For more than 30 years Franki Africa (Franki), the most renowned geotechnical brand in Southern Africa and now part of the Keller group, has successfully provided pipe jacking and other trenchless technologies – augering, thrust boring and large diameter case boring – to a wide range of clients on the continent.
Pipe jacking, an integral part of the trenchless technology “family”, is a technique for installing underground pipelines, ducts and culverts. Powerful hydraulic jacks are used to push specially designed pipes through the ground behind a shield at the same time as excavation is taking place within the shield. This method provides a structural, watertight, finished pipeline as the tunnel is excavated.
Pipe jacking is not easy and is often fraught with significant challenges, but Franki has developed a reputation for overcoming these challenges and for delivering successful results on tough contracts time and again. This is the story of one those contracts.
Due to extensive flooding of the area during heavy rains, the Ethekwini Stormwater Department needed to increase the capacity of the existing storm water system at Wentworth Station in Durban.
Franki contracts manager Byron Field says this area, which is situated at the lowest point of the Bluff area, has been subject to heavy flooding for several years owing to the inadequacy of the existing drainage system there. “Flood water frequently engulfs both the railway lines at Wentworth Station and adjacent buildings and Ethekwini decided that something had to be done about it,” he says.
The pipe jacking contract, which was awarded to Franki Africa in August 2014, includes 5 No. x
100m 1473 ø pipe jacks, to be installed beneath the Wentworth Railway Station and 20 adjacent railway lines, as well as inlet and outlet chambers, a 20m culvert extension, pipe tie-ins and associated enabling works.
“This sounds pretty straightforward,” says Field, “but this contract is one of the most difficult below-the-water-table jacking contracts our company has undertaken in recent years. The main challenge here is that the pipes needed to be installed 6,5m below ground level, where the ground consists of running sand with a consistency of soup, all without disturbing the normal operation of the trains!!”
Field explains that the five 100m-long pipelines are installed side-by-side under the railway lines, with two large in-situ cast concrete chambers at each end to evenly distribute the storm water flow in and out of the pipes. “The construction of the chambers and of a new culvert that ties into the existing storm water system is also part of our scope of works,” he says.
Field adds that inverts of the pipe jacks are –6.5m whilst the water table is at –1,5m. “This necessitated extensive dewatering and shoring operations to facilitate the civils construction and jacking operations and these challenges were made more difficult by frequent ESKOM load shedding, which resulted in flooding on site due to the consequent failure of the dewatering system,” he says.

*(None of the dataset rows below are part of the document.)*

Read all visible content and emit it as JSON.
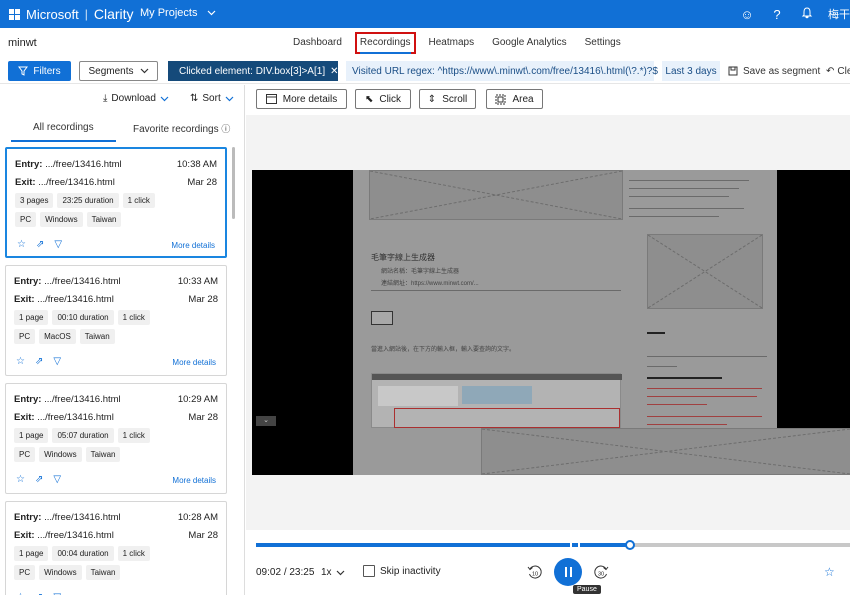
{
  "topbar": {
    "brand": "Microsoft",
    "product": "Clarity",
    "projects_label": "My Projects",
    "user": "梅干"
  },
  "nav": {
    "site": "minwt",
    "tabs": [
      {
        "label": "Dashboard"
      },
      {
        "label": "Recordings",
        "active": true
      },
      {
        "label": "Heatmaps"
      },
      {
        "label": "Google Analytics"
      },
      {
        "label": "Settings"
      }
    ]
  },
  "filters": {
    "filters_label": "Filters",
    "segments_label": "Segments",
    "clicked_element": "Clicked element: DIV.box[3]>A[1]",
    "url_regex": "Visited URL regex: ^https://www\\.minwt\\.com/free/13416\\.html(\\?.*)?$",
    "date_range": "Last 3 days",
    "save_segment": "Save as segment",
    "clear": "Cle"
  },
  "list": {
    "download": "Download",
    "sort": "Sort",
    "tab_all": "All recordings",
    "tab_favorite": "Favorite recordings",
    "entry_prefix": "Entry:",
    "exit_prefix": "Exit:",
    "more_details": "More details",
    "recordings": [
      {
        "entry": ".../free/13416.html",
        "exit": ".../free/13416.html",
        "time": "10:38 AM",
        "date": "Mar 28",
        "pages": "3 pages",
        "duration": "23:25 duration",
        "clicks": "1 click",
        "device": "PC",
        "os": "Windows",
        "country": "Taiwan",
        "selected": true
      },
      {
        "entry": ".../free/13416.html",
        "exit": ".../free/13416.html",
        "time": "10:33 AM",
        "date": "Mar 28",
        "pages": "1 page",
        "duration": "00:10 duration",
        "clicks": "1 click",
        "device": "PC",
        "os": "MacOS",
        "country": "Taiwan"
      },
      {
        "entry": ".../free/13416.html",
        "exit": ".../free/13416.html",
        "time": "10:29 AM",
        "date": "Mar 28",
        "pages": "1 page",
        "duration": "05:07 duration",
        "clicks": "1 click",
        "device": "PC",
        "os": "Windows",
        "country": "Taiwan"
      },
      {
        "entry": ".../free/13416.html",
        "exit": ".../free/13416.html",
        "time": "10:28 AM",
        "date": "Mar 28",
        "pages": "1 page",
        "duration": "00:04 duration",
        "clicks": "1 click",
        "device": "PC",
        "os": "Windows",
        "country": "Taiwan"
      }
    ]
  },
  "player": {
    "more_details": "More details",
    "click": "Click",
    "scroll": "Scroll",
    "area": "Area",
    "page_heading": "毛筆字線上生成器",
    "page_label1": "網站名稱：毛筆字線上生成器",
    "page_label2": "連結網址：https://www.minwt.com/...",
    "page_text": "當進入網站後，在下方的輸入框，輸入要查詢的文字。",
    "progress_fraction": 0.629,
    "current_time": "09:02",
    "total_time": "23:25",
    "time_separator": "/",
    "speed": "1x",
    "skip_inactivity": "Skip inactivity",
    "rewind_seconds": "10",
    "forward_seconds": "30",
    "pause_tooltip": "Pause"
  }
}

“Furthermore,” says Field, “the trains had to keep running above our operation, which created dynamic loading through significant vibrations which in turn caused the ground to consolidate around our pipes, thereby increasing the ground pressure”.
Preparation prior to jacking was a prolonged process, involving: the installation of the de-watering system along the full length of the jacks and sheet piling around all the new chamber and culvert works; and ensuring that the temporary works, comprising the jacking pits and reception pits, were constructed safely by being sufficiently stabilised to contain the jacking loads placed on them. “The high jacking pressures, due to the ground loads, necessitated multiple interjack stations along each crossing in order to keep the pipe jacks moving,” Field says.
The Right Pipes
Having watertight joints was perhaps more critical in this contract than in any previous contract in which Franki has been involved. “The sand is so fine, it would have flowed through the joints of ordinary jacking pipes,” Field said.
Work on site is carried out on a 24hr basis and the project is on track to meet the completion date of July 2015.
Franki is able to install sleeves from 100mm to 3000mm diameter and offers a variety of trenchless technology solutions including augering, cased boring, pipe laying, bridge jacking and more.
Being part of the Keller Group, the world’s largest independent geotechnical engineering contractor, gives Franki Africa significant advantages including access to a wide range of innovative technologies including trenchless technologies, finance for future growth and, of course, a wealth of geotechnical intellectual property and experience.